Spain has been under EU's budget correction process since 2009
Commission to deliver verdict on 2015 budget breach next month
Economic Affairs Commissioner Pierre Moscovici told a group of Spanish lawmakers in the European Parliament that he realizes Spain may need more time to cut its budget deficit.
Spain is supposed to reduce its budget shortfall to 2.8 percent of gross domestic product this year though the commission projects the government will miss that target after its consolidation efforts veered off track in the runup to December’s election.
The commission issued a warning last month asking Acting Prime Minister Mariano Rajoy to enforce existing rules to control expenditure, especially at the regional level. Spain posted a deficit of 5.1 percent last year, though Rajoy’s officials vowed right up to polling day that they’d meet the goal of 4.2 percent, despite a round of pre-election tax cuts.
“He knows that it’s not credible for Spain to comply with so much deficit reduction in one year,” said Jonas Fernandez, a lawmaker in the European assembly, who was among a group of Spanish Socialists who met with Moscovici Tuesday in Strasbourg, France. “He didn’t mention any specific amount of extra time.”
Spanish Socialists want the commission to give Spain two extra years to bring its deficit below the European Union’s 3 percent limit, Fernandez said. Socialist leaders in Madrid are struggling to patch together the three-way alliance they need to oust Rajoy, who lost his majority in December, making a repeat election in June increasingly likely.

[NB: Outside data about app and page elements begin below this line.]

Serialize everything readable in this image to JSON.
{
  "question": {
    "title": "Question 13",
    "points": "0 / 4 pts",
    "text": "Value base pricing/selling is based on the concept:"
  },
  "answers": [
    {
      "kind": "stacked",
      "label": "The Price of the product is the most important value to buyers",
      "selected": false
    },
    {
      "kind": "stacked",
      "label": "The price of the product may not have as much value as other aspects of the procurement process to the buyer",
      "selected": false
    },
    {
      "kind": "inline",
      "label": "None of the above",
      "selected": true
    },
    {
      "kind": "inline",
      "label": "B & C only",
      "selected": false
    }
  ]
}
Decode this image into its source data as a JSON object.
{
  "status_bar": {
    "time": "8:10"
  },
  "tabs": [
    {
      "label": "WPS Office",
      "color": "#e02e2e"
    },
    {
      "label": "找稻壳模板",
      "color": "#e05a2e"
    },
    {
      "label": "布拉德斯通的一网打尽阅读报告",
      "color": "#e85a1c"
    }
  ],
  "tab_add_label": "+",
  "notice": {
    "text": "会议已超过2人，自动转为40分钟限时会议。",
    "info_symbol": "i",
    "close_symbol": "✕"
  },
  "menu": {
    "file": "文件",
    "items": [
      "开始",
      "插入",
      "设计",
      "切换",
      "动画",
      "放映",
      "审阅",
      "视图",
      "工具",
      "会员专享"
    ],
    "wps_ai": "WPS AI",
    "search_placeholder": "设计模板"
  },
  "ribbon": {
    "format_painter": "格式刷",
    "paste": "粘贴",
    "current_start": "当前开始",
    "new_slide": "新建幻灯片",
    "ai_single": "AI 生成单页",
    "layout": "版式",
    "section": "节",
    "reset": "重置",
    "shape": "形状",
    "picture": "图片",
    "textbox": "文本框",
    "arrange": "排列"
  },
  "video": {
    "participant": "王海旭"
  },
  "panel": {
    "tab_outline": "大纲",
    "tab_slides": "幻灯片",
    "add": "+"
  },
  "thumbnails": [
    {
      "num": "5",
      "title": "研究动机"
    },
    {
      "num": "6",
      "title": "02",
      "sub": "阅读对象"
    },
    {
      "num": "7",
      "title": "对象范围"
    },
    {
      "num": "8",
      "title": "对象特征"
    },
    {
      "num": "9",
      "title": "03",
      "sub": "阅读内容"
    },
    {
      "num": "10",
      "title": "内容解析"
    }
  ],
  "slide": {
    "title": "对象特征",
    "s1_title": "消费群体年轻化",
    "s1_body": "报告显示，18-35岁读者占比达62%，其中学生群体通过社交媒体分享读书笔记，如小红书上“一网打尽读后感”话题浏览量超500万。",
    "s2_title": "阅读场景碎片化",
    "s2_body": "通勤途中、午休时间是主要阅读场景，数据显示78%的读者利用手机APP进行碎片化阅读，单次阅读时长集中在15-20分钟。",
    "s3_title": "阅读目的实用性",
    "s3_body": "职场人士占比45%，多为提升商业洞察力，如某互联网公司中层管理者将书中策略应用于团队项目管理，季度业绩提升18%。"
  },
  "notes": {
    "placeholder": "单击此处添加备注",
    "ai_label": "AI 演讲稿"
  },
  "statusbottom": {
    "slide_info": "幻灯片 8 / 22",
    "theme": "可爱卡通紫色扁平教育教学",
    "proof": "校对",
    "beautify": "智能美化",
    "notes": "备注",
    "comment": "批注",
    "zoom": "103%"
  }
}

The euro area’s fourth-largest economy has been under the commission’s excessive-deficit procedure since 2009, when tax revenue collapsed in the aftermath of a decade-long real estate bubble. Although Rajoy has almost halved the budget gap since arriving in office in December 2011, he has persistently missed his target even as the economic recovery gained momentum. The commission already gave Spain an extension on its deficit targets in 2013.